    The Rio Grande Railroad vs. the Santa Fe Railway

    On one side, the Rio Grande Company, former Governor A.C. Hunt and his 200-man posse. On the other, the Santa Fe Railway, legendary gunfighter and U.S. Marshall Bat Masterson and his Kansas posse. Eventually, after a final six-month battle in the courts, the Rio Grande was named the victor.

    Interested in more history? Visit our Plaza Theater & Historical Expo to see it come to life!

  • The Royal Gorge Fire

    A phoenix story

    On the afternoon of June 11, 2013, a wildfire started west of the Royal Gorge Bridge. Not long after, the flames jumped to the walls of the Gorge itself. All guests and employees were safely evacuated, but most of the buildings, rides, attractions and landscape surrounding the Bridge were damaged or lost in the fire. In fact, 90% of the 360-acre Park was destroyed, except our historic 1929 Bridge, which survived with only about 100 scorched boards (which have all been replaced).

    The fire burned for four days before it was declared contained.

    In the end, 48 of the 52 buildings and attractions were destroyed, including the 9,600-square-foot Visitor Center, Aerial Tram, Incline Railway built in 1931, caboose of Railroad Engine 499, antique carousel and zip line. A total of 3,218 acres were burned across the region including 2,156 acres of the Royal Gorge Park.

    However, this ending also marked a great new beginning. The rebuild started less than a week after the fire and made way for an even bigger and better Park. And the following Saturday, in the midst of all the destruction, a white buffalo calf, “Smoky,” was born at the nearby Wapiti Western Wildlife Park, where all the animals were fortunately left untouched by the fire. Six months later, a groundbreaking ceremony for the new Visitor Center took place.

    48 of the 52 buildings and attractions were destroyed.

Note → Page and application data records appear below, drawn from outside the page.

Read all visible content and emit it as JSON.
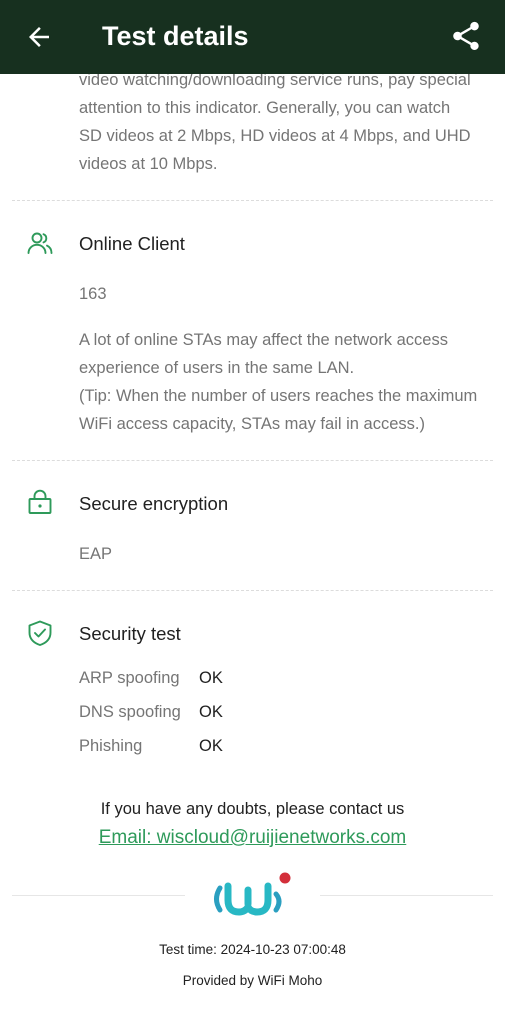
{
  "header": {
    "title": "Test details"
  },
  "top_description": {
    "lines": [
      "video watching/downloading service runs, pay special",
      "attention to this indicator. Generally, you can watch",
      "SD videos at 2 Mbps, HD videos at 4 Mbps, and UHD",
      "videos at 10 Mbps."
    ]
  },
  "online_client": {
    "title": "Online Client",
    "value": "163",
    "description_lines": [
      "A lot of online STAs may affect the network access",
      "experience of users in the same LAN.",
      "(Tip: When the number of users reaches the maximum",
      "WiFi access capacity, STAs may fail in access.)"
    ]
  },
  "secure_encryption": {
    "title": "Secure encryption",
    "value": "EAP"
  },
  "security_test": {
    "title": "Security test",
    "rows": [
      {
        "label": "ARP spoofing",
        "value": "OK"
      },
      {
        "label": "DNS spoofing",
        "value": "OK"
      },
      {
        "label": "Phishing",
        "value": "OK"
      }
    ]
  },
  "contact": {
    "text": "If you have any doubts, please contact us",
    "email": "Email: wiscloud@ruijienetworks.com"
  },
  "footer": {
    "test_time": "Test time: 2024-10-23 07:00:48",
    "provided_by": "Provided by WiFi Moho"
  },
  "colors": {
    "appbar": "#17301f",
    "accent": "#2e9a5a",
    "logo_teal": "#28b8c4",
    "logo_dot": "#d32f3a"
  },
  "icons": [
    "back-arrow-icon",
    "share-icon",
    "users-icon",
    "lock-icon",
    "shield-check-icon",
    "wifi-moho-logo"
  ]
}
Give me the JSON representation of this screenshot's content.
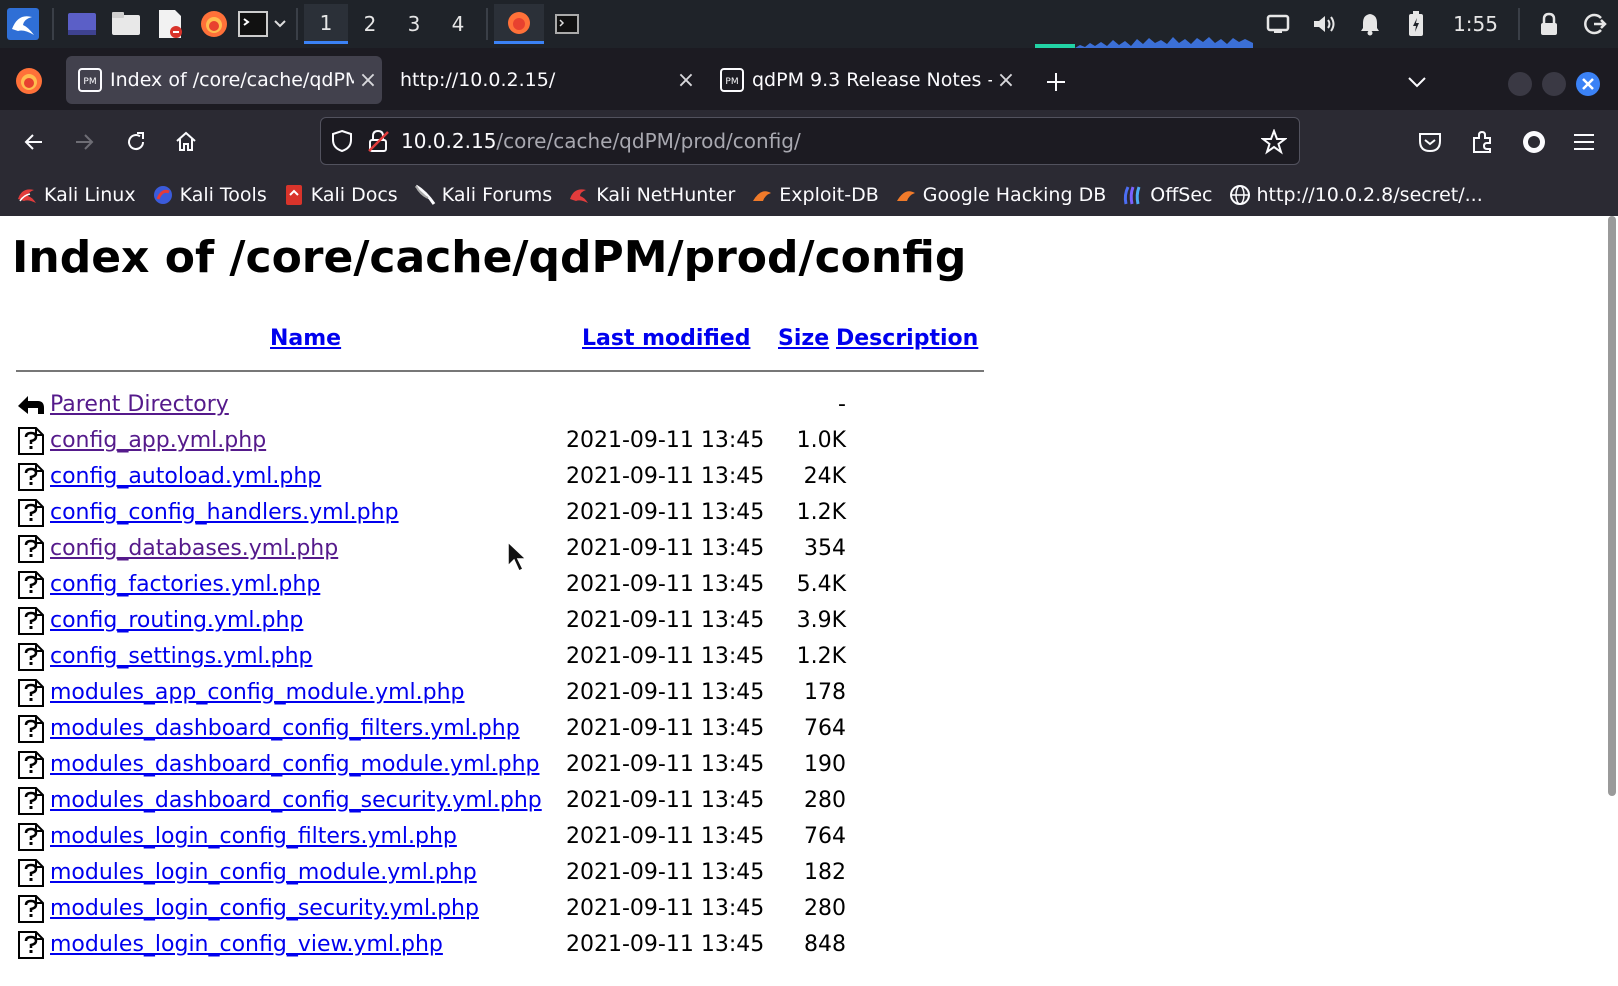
{
  "taskbar": {
    "workspaces": [
      "1",
      "2",
      "3",
      "4"
    ],
    "active_workspace": 0,
    "clock": "1:55"
  },
  "tabs": [
    {
      "label": "Index of /core/cache/qdPM",
      "active": true
    },
    {
      "label": "http://10.0.2.15/",
      "active": false
    },
    {
      "label": "qdPM 9.3 Release Notes -",
      "active": false
    }
  ],
  "urlbar": {
    "host": "10.0.2.15",
    "path": "/core/cache/qdPM/prod/config/"
  },
  "bookmarks": [
    {
      "label": "Kali Linux",
      "icon": "kali-dragon-icon"
    },
    {
      "label": "Kali Tools",
      "icon": "kali-tools-icon"
    },
    {
      "label": "Kali Docs",
      "icon": "kali-docs-icon"
    },
    {
      "label": "Kali Forums",
      "icon": "kali-forums-icon"
    },
    {
      "label": "Kali NetHunter",
      "icon": "kali-nethunter-icon"
    },
    {
      "label": "Exploit-DB",
      "icon": "exploit-db-icon"
    },
    {
      "label": "Google Hacking DB",
      "icon": "ghdb-icon"
    },
    {
      "label": "OffSec",
      "icon": "offsec-icon"
    },
    {
      "label": "http://10.0.2.8/secret/...",
      "icon": "globe-icon"
    }
  ],
  "page": {
    "title": "Index of /core/cache/qdPM/prod/config",
    "headers": {
      "name": "Name",
      "modified": "Last modified",
      "size": "Size",
      "description": "Description"
    },
    "parent": {
      "name": "Parent Directory",
      "size": "-"
    },
    "files": [
      {
        "name": "config_app.yml.php",
        "date": "2021-09-11 13:45",
        "size": "1.0K",
        "visited": true
      },
      {
        "name": "config_autoload.yml.php",
        "date": "2021-09-11 13:45",
        "size": "24K",
        "visited": false
      },
      {
        "name": "config_config_handlers.yml.php",
        "date": "2021-09-11 13:45",
        "size": "1.2K",
        "visited": false
      },
      {
        "name": "config_databases.yml.php",
        "date": "2021-09-11 13:45",
        "size": "354",
        "visited": true
      },
      {
        "name": "config_factories.yml.php",
        "date": "2021-09-11 13:45",
        "size": "5.4K",
        "visited": false
      },
      {
        "name": "config_routing.yml.php",
        "date": "2021-09-11 13:45",
        "size": "3.9K",
        "visited": false
      },
      {
        "name": "config_settings.yml.php",
        "date": "2021-09-11 13:45",
        "size": "1.2K",
        "visited": false
      },
      {
        "name": "modules_app_config_module.yml.php",
        "date": "2021-09-11 13:45",
        "size": "178",
        "visited": false
      },
      {
        "name": "modules_dashboard_config_filters.yml.php",
        "date": "2021-09-11 13:45",
        "size": "764",
        "visited": false
      },
      {
        "name": "modules_dashboard_config_module.yml.php",
        "date": "2021-09-11 13:45",
        "size": "190",
        "visited": false
      },
      {
        "name": "modules_dashboard_config_security.yml.php",
        "date": "2021-09-11 13:45",
        "size": "280",
        "visited": false
      },
      {
        "name": "modules_login_config_filters.yml.php",
        "date": "2021-09-11 13:45",
        "size": "764",
        "visited": false
      },
      {
        "name": "modules_login_config_module.yml.php",
        "date": "2021-09-11 13:45",
        "size": "182",
        "visited": false
      },
      {
        "name": "modules_login_config_security.yml.php",
        "date": "2021-09-11 13:45",
        "size": "280",
        "visited": false
      },
      {
        "name": "modules_login_config_view.yml.php",
        "date": "2021-09-11 13:45",
        "size": "848",
        "visited": false
      }
    ]
  },
  "colors": {
    "link": "#0000ee",
    "visited": "#551a8b",
    "accent": "#3b82f6"
  }
}
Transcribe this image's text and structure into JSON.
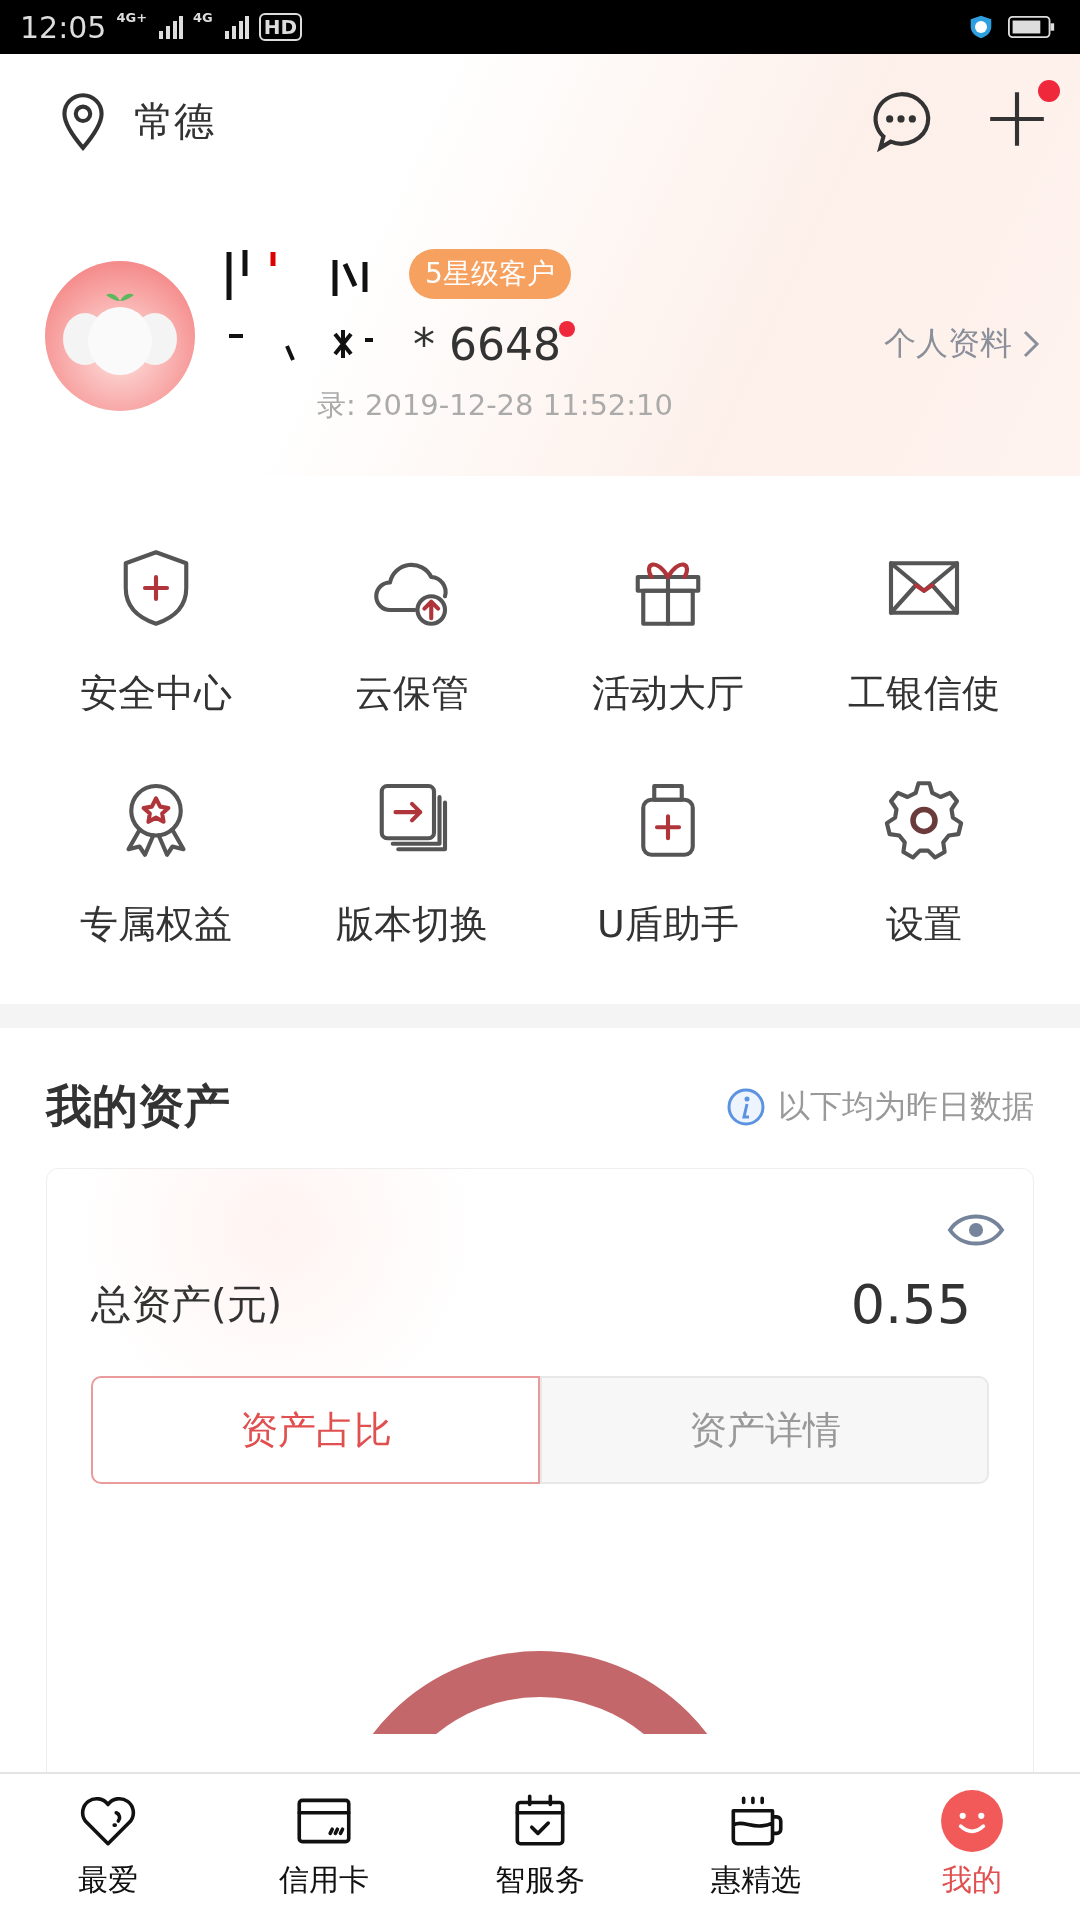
{
  "status_bar": {
    "time": "12:05",
    "network_1": "4G+",
    "network_2": "4G",
    "hd": "HD"
  },
  "header": {
    "city": "常德",
    "plus_badge": true
  },
  "profile": {
    "badge": "5星级客户",
    "account": "* 6648",
    "account_dot": true,
    "profile_link": "个人资料",
    "last_login": "录: 2019-12-28 11:52:10"
  },
  "shortcuts": [
    {
      "label": "安全中心"
    },
    {
      "label": "云保管"
    },
    {
      "label": "活动大厅"
    },
    {
      "label": "工银信使"
    },
    {
      "label": "专属权益"
    },
    {
      "label": "版本切换"
    },
    {
      "label": "U盾助手"
    },
    {
      "label": "设置"
    }
  ],
  "assets": {
    "title": "我的资产",
    "note": "以下均为昨日数据",
    "total_label": "总资产(元)",
    "total_value": "0.55",
    "tabs": [
      {
        "label": "资产占比",
        "selected": true
      },
      {
        "label": "资产详情",
        "selected": false
      }
    ]
  },
  "bottom_nav": [
    {
      "label": "最爱",
      "selected": false
    },
    {
      "label": "信用卡",
      "selected": false
    },
    {
      "label": "智服务",
      "selected": false
    },
    {
      "label": "惠精选",
      "selected": false
    },
    {
      "label": "我的",
      "selected": true
    }
  ]
}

    The date? January 31, 2014 – the Bridge’s 85th anniversary. Adventure finally made a comeback when the Park officially reopened a little over a year after the fire. Rising from the ashes and still standing tall. After the fire our motto became “Royal Gorge Bridge & Park: Combining God’s Splendor with Man’s Ingenuity.”